Money Meter is a web-based money managament tool that helps college students create healthy financial habits that will stay with them well beyond their school years.
I completed this project in the spring of 2015. As the UI/UX Engineer, I was responsible for the research, wireframing, visual design and prototyping. I also assisted in the final implementation.
College students have enough on their minds. Staying within budget and practicing good financial habits shouldn't be hard or stressful. We wanted to take the guess-work out of money management by integrating a budgeting tool directly with the bank account they use on-campus.
The first challenge was to identify how students think about and use money. What were their biggest financial challenges? How could we help solve them?
The second challenge was to determine the correct charting implementation. Our plan was to research various approaches to data visualization, and then to choose a solution that was feasible to implement within time constraints, that met our budget requirements and, most importantly, that delivered an excellent user experience.
I collaborated with the marketing team to gather information about our users' financial habits. After analyzing the feedback gathered in our focus groups, we learned that students were underestimating how much money they were spending in most categories. We knew this was a challenge we would have to meet.
To determine how to best implement the data visualization, I used several different approaches to quickly prototype various charting solutions.
After conducting the initial user research and competitor analysis, we synthesized our goals to give the project more focus. One of the biggest challenges remained: How to make it clear to students how much they were spending in each category.
It was important to us to empower students with a sense of financial control. Our primary goals were to make it intuitive for them to create personalized budgets and to allow them to customize their transaction categories. We also sought to provide easy-to-read visuals of account cash flow and trends in spending.
Once we understood the main goals for the project, I started to sketch and wireframe UI concepts. My objectives were to design the high level structure of the UI, and to determine how the user would navigate to each action.

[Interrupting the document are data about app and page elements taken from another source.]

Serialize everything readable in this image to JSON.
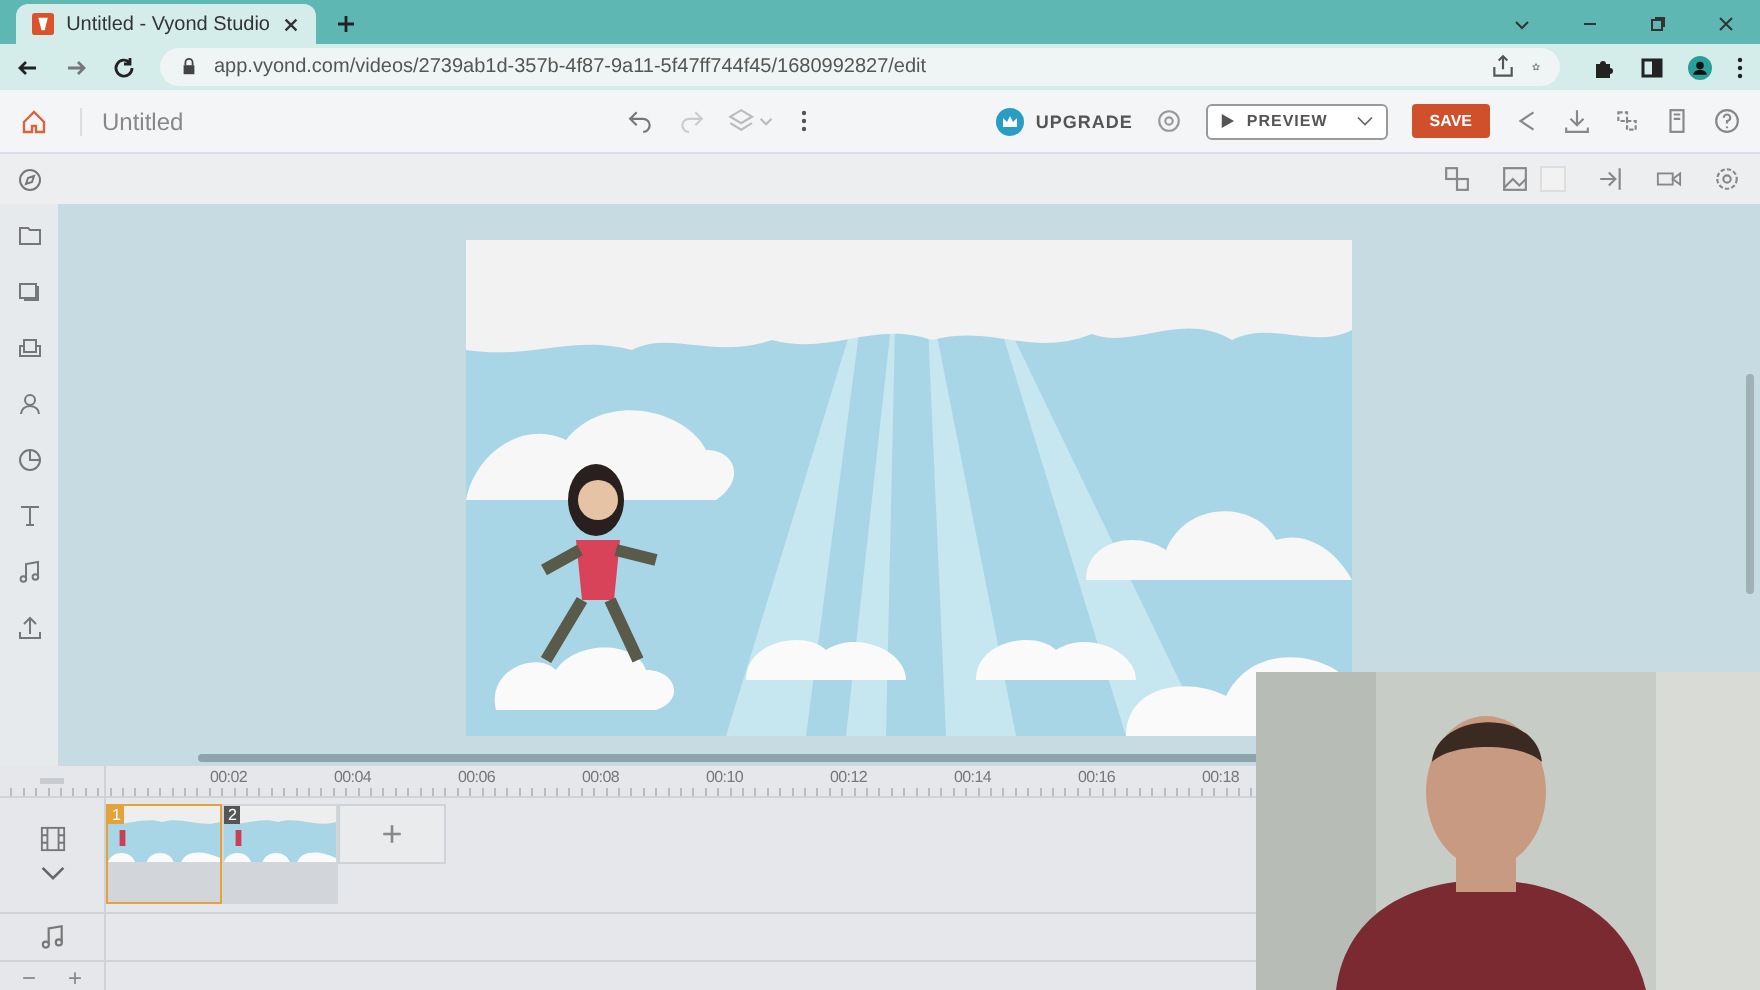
{
  "browser": {
    "tab_title": "Untitled - Vyond Studio",
    "url": "app.vyond.com/videos/2739ab1d-357b-4f87-9a11-5f47ff744f45/1680992827/edit"
  },
  "toolbar": {
    "title": "Untitled",
    "upgrade": "UPGRADE",
    "preview": "PREVIEW",
    "save": "SAVE"
  },
  "timeline": {
    "ticks": [
      "00:02",
      "00:04",
      "00:06",
      "00:08",
      "00:10",
      "00:12",
      "00:14",
      "00:16",
      "00:18"
    ],
    "scenes": [
      {
        "number": "1",
        "selected": true
      },
      {
        "number": "2",
        "selected": false
      }
    ],
    "add_scene": "+",
    "zoom_out": "−",
    "zoom_in": "+"
  }
}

After testing early sketches we decided to do away with a traditional dashboard. Since each chart illustrates different information about spending, we wanted the screen that the user initially sees to be an overview of their financial activity. We also wanted them to have a more detailed view when making changes to their budgets.
In addition to the design challenges of this project, I also had to determine the correct charting tools. The main goal here was to choose an option that would allow for reusability, visual control, easy integration to our back-end data, and that would be time and cost effective.

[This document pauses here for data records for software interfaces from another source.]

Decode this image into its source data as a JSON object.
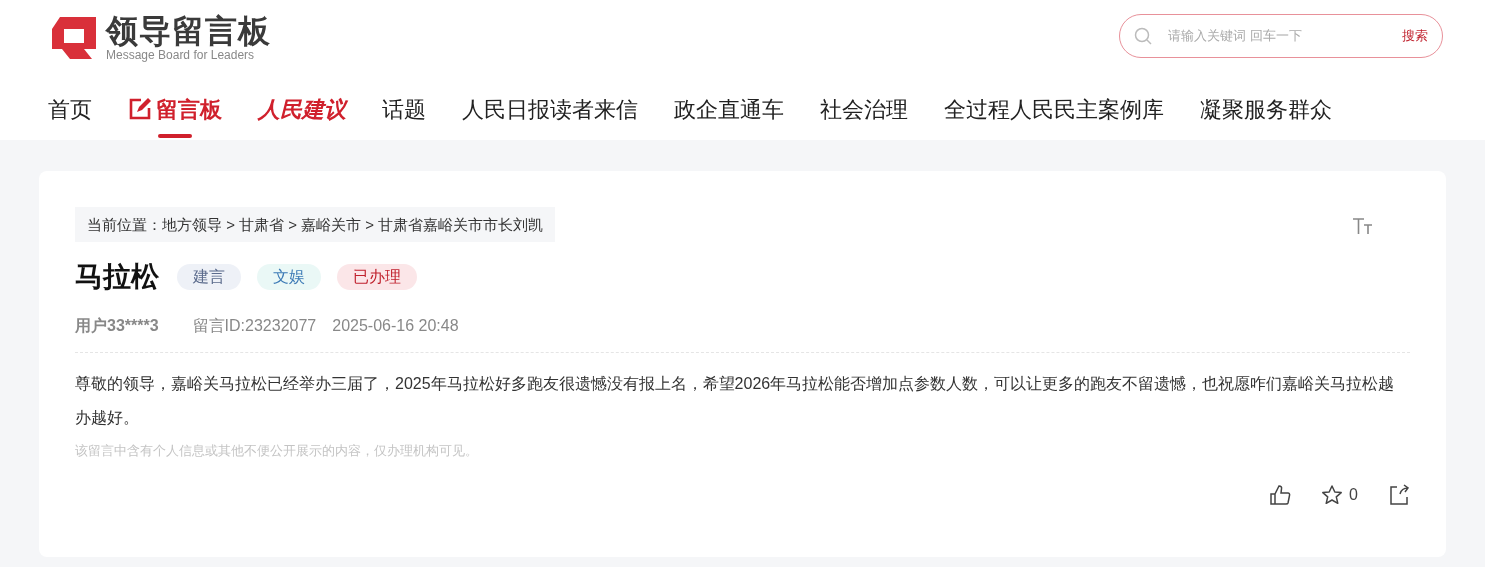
{
  "logo": {
    "title": "领导留言板",
    "subtitle": "Message Board for Leaders"
  },
  "search": {
    "placeholder": "请输入关键词 回车一下",
    "button": "搜索"
  },
  "nav": [
    {
      "label": "首页",
      "kind": "plain",
      "selected": false
    },
    {
      "label": "留言板",
      "kind": "icon",
      "selected": true
    },
    {
      "label": "人民建议",
      "kind": "brand",
      "selected": false
    },
    {
      "label": "话题",
      "kind": "plain",
      "selected": false
    },
    {
      "label": "人民日报读者来信",
      "kind": "plain",
      "selected": false
    },
    {
      "label": "政企直通车",
      "kind": "plain",
      "selected": false
    },
    {
      "label": "社会治理",
      "kind": "plain",
      "selected": false
    },
    {
      "label": "全过程人民民主案例库",
      "kind": "plain",
      "selected": false
    },
    {
      "label": "凝聚服务群众",
      "kind": "plain",
      "selected": false
    }
  ],
  "breadcrumb": "当前位置：地方领导 > 甘肃省 > 嘉峪关市 > 甘肃省嘉峪关市市长刘凯",
  "post": {
    "title": "马拉松",
    "tags": [
      {
        "label": "建言",
        "color": "#eef1f7"
      },
      {
        "label": "文娱",
        "color": "#eaf8f6"
      },
      {
        "label": "已办理",
        "color": "#fbe6e8"
      }
    ],
    "user": "用户33****3",
    "message_id": "留言ID:23232077",
    "time": "2025-06-16 20:48",
    "body": "尊敬的领导，嘉峪关马拉松已经举办三届了，2025年马拉松好多跑友很遗憾没有报上名，希望2026年马拉松能否增加点参数人数，可以让更多的跑友不留遗憾，也祝愿咋们嘉峪关马拉松越办越好。",
    "notice": "该留言中含有个人信息或其他不便公开展示的内容，仅办理机构可见。",
    "favorites": "0"
  }
}
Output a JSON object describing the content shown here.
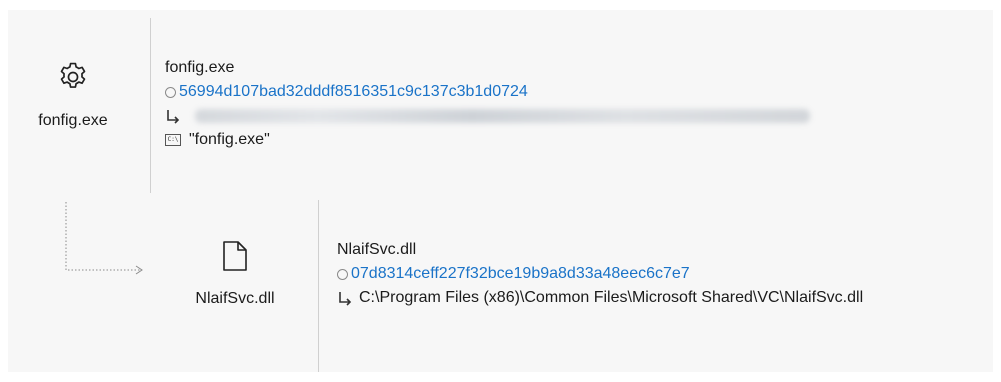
{
  "process": {
    "icon": "gear-icon",
    "label": "fonfig.exe",
    "name": "fonfig.exe",
    "hash": "56994d107bad32dddf8516351c9c137c3b1d0724",
    "command_line": "\"fonfig.exe\""
  },
  "loaded_file": {
    "icon": "file-icon",
    "label": "NlaifSvc.dll",
    "name": "NlaifSvc.dll",
    "hash": "07d8314ceff227f32bce19b9a8d33a48eec6c7e7",
    "path": "C:\\Program Files (x86)\\Common Files\\Microsoft Shared\\VC\\NlaifSvc.dll"
  },
  "colors": {
    "hash_link": "#1a73c8",
    "panel_bg": "#f7f7f7",
    "divider": "#d0d0d0"
  }
}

After researching different tools and libraries, I quickly prototyped several charts using ChartJs, High Carts and C3.js. Given that C3 was built upon the very robust D3.js, and since C3.js met all of the requirements mentioned above, I used C3.js to create an interactive prototype for final approval.

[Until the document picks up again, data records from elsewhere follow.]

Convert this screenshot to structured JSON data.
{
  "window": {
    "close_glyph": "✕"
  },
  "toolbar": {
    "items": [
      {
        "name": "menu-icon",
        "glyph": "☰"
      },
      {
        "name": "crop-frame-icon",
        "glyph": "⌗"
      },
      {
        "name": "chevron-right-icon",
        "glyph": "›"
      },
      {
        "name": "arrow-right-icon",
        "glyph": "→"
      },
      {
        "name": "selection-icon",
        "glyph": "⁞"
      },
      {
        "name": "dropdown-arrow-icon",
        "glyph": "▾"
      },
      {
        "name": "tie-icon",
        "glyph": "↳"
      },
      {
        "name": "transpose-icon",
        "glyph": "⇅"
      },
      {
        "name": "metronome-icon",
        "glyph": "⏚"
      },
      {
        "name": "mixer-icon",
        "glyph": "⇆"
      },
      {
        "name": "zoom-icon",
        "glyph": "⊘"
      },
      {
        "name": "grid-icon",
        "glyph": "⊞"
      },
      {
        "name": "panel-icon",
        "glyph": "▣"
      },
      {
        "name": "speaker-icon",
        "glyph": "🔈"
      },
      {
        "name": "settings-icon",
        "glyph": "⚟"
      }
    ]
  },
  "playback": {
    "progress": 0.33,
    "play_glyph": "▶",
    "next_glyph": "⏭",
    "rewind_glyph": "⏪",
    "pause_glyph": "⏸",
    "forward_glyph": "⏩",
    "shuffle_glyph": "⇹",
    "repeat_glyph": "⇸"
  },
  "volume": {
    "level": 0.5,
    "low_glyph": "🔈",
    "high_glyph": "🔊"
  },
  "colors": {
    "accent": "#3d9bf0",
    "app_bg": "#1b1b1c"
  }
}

In the end, we successfully developed a useful, customizable and intuitive tool that integrates directly with a student's bank account and gives them an up-to-the-minute snapshot of their financial health. Since launching, thousands of budgets have been created.
I oversaw the user experience from start to finish. This includes initial user research, sketching, wireframing, solution research/experimentation, prototyping, and assisting with the final implementation.